In her statement Haroon quotes Foucault: “…Utopias are sites with no real places. They are sites that have a general relation of direct or inverted analogy with real/actual scape of society. They present society itself in a perfected former self turned upside down, but in any case these utopias are fundamentally unreal spaces”. In her work, actual sites are transmuted into art, into imaginary locations. Just like the authorities’ aim of transforming a real city into an ideal metropolis, she does this in art — through superimposing various views of a location and creating a new image which, apart from representing the physical area, offers a way of looking at reality.
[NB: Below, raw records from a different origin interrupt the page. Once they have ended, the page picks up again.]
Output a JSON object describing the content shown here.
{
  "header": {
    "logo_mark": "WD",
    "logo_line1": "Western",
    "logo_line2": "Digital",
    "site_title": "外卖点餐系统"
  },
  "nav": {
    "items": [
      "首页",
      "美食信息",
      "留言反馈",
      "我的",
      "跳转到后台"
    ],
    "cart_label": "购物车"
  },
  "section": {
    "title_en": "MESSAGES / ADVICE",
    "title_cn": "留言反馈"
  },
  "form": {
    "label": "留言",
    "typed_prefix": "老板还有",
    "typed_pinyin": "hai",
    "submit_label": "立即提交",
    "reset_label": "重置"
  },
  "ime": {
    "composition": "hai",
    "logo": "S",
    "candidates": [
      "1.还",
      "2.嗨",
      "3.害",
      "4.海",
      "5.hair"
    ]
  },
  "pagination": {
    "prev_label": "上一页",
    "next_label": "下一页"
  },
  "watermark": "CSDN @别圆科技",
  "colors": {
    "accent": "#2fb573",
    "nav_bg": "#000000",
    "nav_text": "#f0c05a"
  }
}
In our mind’s eye and in our memories, recollections of visual encounters reside in a cluttered mess. Haroon alludes to that state by superimposing pictures on top of each other, thus fabricating a composite vision. This style, echoing the photography-based works of David Hockney from 1982-83, is connected to her subject too. Because the views of interiors of a building or of outside — of construction material, pipe, iron rods, etc. joined together — complements the artist’s approach towards her pictorial language.
While one looks at the still photographs from the city displayed in the gallery, one also experiences video installations/projections on walls outside the gallery space. These works installed outside may be a different medium, yet are not separate from collages put within the gallery. Both are connected through her recurring theme but more than that it is the formal approach that links the two bodies of work. As the video pieces are time-based works, her photographs are joined in a manner that view of a site seems to unfold with a (the briefest) passage of time while a viewer is standing in front of these collages.
It appears the city has not only inspired the artist in the selection of her theme, but it has also influenced her way of working. Like ‘work in progress’ signs put on major road blocks in the city, her technique has also turned her art into ‘work in process’, or work in progress.